Sunday, February 2, 2014
Depicting the Malawian mother through song
When Plato observed that the soul was “corporeal and eternal”, people thought that the soul was the only thing that could be corporeal and eternal. Only for Aristotle, who was inspired by Plato, to come and declare that music was also corporeal and eternal.
And, as if proving Aristotle right, musicians, the world over, have quickly mastered the art of turning music into a cap that fits every head, every situation. It is as if they have taken a cue from Martin Luther (Senior)’s words that, “My heart, which is so full to overflowing, has often been solaced and refreshed by music when sick and weary”, or social commentator Henry David Thoreau’s proclamation that, “When I hear music, I fear no danger. I am invulnerable. I see no foe. I am related to the earliest times, and to the latest.”
Or even Jennifer Donnelly’s observation, in that international best-selling book, Revolution, that “I'm wishing he could see that music lives. Forever. That it's stronger than death. Stronger than time. And that its strength holds you together when nothing else can.”
Not to be outdone, Malawi’s musicians have composed a number of songs glorifying the genius of the local mother and, no wonder, some of the songs have simply resisted the temptation of being swept away by the wind of changing times.
Eternal sounds, mortal voices
One such song is Achikulire Che Paul Banda’s ‘Amayi’, in which the persona- maybe it’s the musician- waxes lyric about his mother.
The persona observes, among other things, that the road was not always smooth as he travelled on the ‘M1 Road from Childhood to Adulthood’, bracing hunger, sickness, resource-constraints challenges to get to where he is at the material moment.
The mother, in which case, could forgo breakfast, lunch, dinner and life’s pleasures in her quest to seek medicine for the sick baby.
But, sometimes, the trouble had nothing to do with these things: the persona simply decided to play trouble-maker.
There go some of the lyrics which culminate in the touching, thanks-giving words: ‘Amayi/ Zikomo/ Chikondi chanu chandipatsa moyo/Ndinkadwala/Ndimkavuta aah! /Mwachikondi kundisamalira!’
Annie Matumbi, not to be outdone, also composed ‘Amayi’, in which he declares that “Amayi tikunyadirani/Pantchito munagwira/Potilera ife/Mpakatu tinakula/Potisangalatsadi/Ndinuyo mayi wathu…”

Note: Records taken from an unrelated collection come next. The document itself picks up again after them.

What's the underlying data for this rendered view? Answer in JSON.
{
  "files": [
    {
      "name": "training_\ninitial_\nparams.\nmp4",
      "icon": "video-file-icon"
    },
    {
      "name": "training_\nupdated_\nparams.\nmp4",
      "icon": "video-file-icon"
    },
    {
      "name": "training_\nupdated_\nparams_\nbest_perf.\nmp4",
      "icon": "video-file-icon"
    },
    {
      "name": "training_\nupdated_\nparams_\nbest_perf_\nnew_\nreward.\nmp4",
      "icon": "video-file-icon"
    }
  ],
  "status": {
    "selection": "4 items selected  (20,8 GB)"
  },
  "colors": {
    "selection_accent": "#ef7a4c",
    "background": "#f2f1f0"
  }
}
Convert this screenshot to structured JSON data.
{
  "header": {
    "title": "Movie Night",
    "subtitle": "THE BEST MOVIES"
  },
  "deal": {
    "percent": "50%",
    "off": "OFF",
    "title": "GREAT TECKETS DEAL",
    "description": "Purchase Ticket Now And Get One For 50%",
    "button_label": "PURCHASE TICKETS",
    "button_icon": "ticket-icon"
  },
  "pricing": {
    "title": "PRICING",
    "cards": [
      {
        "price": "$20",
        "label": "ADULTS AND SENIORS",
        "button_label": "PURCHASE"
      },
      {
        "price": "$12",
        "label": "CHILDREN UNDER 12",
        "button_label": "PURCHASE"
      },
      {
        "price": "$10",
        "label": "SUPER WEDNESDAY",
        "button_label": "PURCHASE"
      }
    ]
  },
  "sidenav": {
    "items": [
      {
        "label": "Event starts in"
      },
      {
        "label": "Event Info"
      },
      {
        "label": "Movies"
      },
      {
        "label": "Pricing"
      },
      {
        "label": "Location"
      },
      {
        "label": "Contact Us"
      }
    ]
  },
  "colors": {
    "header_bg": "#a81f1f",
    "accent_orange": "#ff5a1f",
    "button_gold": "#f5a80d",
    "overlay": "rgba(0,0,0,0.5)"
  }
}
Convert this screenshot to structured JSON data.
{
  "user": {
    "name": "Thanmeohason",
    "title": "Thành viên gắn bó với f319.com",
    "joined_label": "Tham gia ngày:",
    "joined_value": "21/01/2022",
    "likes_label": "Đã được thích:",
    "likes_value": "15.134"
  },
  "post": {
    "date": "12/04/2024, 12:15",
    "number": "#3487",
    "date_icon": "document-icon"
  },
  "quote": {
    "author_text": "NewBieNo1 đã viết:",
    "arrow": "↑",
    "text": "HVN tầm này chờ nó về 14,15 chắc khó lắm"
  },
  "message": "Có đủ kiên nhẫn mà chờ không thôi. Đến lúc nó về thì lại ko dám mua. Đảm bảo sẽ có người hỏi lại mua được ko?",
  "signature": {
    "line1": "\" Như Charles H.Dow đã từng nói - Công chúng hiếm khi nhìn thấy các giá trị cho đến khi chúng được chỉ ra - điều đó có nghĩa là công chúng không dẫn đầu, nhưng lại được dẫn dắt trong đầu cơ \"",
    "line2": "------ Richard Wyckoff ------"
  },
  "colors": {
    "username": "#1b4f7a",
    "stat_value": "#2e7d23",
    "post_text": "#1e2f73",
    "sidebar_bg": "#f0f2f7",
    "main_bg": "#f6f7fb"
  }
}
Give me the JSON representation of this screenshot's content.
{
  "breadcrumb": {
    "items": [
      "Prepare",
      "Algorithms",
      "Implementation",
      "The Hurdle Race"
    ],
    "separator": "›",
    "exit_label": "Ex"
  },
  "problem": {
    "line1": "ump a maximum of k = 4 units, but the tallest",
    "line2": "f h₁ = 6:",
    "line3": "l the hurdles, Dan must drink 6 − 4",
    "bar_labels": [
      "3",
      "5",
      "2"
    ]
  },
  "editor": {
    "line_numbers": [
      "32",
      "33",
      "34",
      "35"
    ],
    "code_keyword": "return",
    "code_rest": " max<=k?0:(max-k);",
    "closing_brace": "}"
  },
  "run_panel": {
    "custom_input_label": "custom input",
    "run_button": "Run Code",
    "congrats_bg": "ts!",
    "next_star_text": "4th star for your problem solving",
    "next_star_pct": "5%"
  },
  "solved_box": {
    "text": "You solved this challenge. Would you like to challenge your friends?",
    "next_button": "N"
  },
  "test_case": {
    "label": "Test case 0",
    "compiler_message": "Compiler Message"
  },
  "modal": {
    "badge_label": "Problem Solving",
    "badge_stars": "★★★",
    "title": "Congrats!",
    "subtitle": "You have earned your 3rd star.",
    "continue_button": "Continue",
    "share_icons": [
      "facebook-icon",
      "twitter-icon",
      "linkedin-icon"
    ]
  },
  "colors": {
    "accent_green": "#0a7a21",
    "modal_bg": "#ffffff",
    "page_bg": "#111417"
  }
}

The persona, in Matumbi’s song, credits the mother for raising him up, and for ensuring that the environment which he grew in was simply conducive.
And, although it is a fact of life that, save for those who were born in the same hour that their biological mother died, almost everyone mentioned the name mother- in whatever language- at some time in their life, the persona asks the listener to shout ‘Amayi’!
And, who can resist such a temptation?
Sir Lucius Banda’s ‘Mayi Zembani’ is also a tribute of sorts to the persona’s mother. So emotional are the lyrics that it is outright difficult to separate the persona from the musician.
The sad aspect in the piece is that the persona’s mother died in the wake of the persona’s birth. So, the persona did not have ample time to feel the warmth of the mother, let alone smell her scent.
Mothers have scents, so said South Africa’s visual artist Patrice Bleby; and the persona in ‘Mayi Zembani’ was so ‘brutally’ treated he smelled death where her mother was supposed to me. And, predictably, life was tough.
“…Tinkakolopa m’chimbudzi/ Opanda sapato kuphazi/Kuvutikira sukulu/Abambo mukumwa mowa” (We could mop dirty toilets bare-footed/As you, father, boozed).
What tribute does the mother get, in the end? A song. ‘Mayi Zembani’.
And a farewell message in the song, too. “Chabwino Mayi Zembani/Muwuse mumtendere/Kumwamba muli Amayi/Mukonze malo anga”.
That’s not all. The mother also gets a band- a whole band- named after her. In the end, she also gets remembered. And immortalised. Because Plato said music is “corporeal and eternal”.
Rudo Chakwera adds another dimension to songs glorifying the local mother through her latest English music video ‘I love You Mother’. For everything there is in life, says the persona, there is a woman.
And, bringing the message closer to her home, the persona says for everything that ever happened in her life, there was that unmistakable touch of the mother.
There are many others who have waxed lyric about the mother. And there are so many things in common among those who have added their voice to the theme of the mother.
The first one is that most of the lyrics are in Chichewa, which is no strange thing because the personas could be attempting to pass on the message to their mothers in a language that the mothers understand. In a country where literacy levels are higher in men than women, this is a strategic decision on part of the musicians.
The second one is that intrinsically linked to the praise messages is the message of challenges encountered while travelling through life’s shrubby path.
The last, but not least, common ground is that the father is conspicuously absent in the lyrics.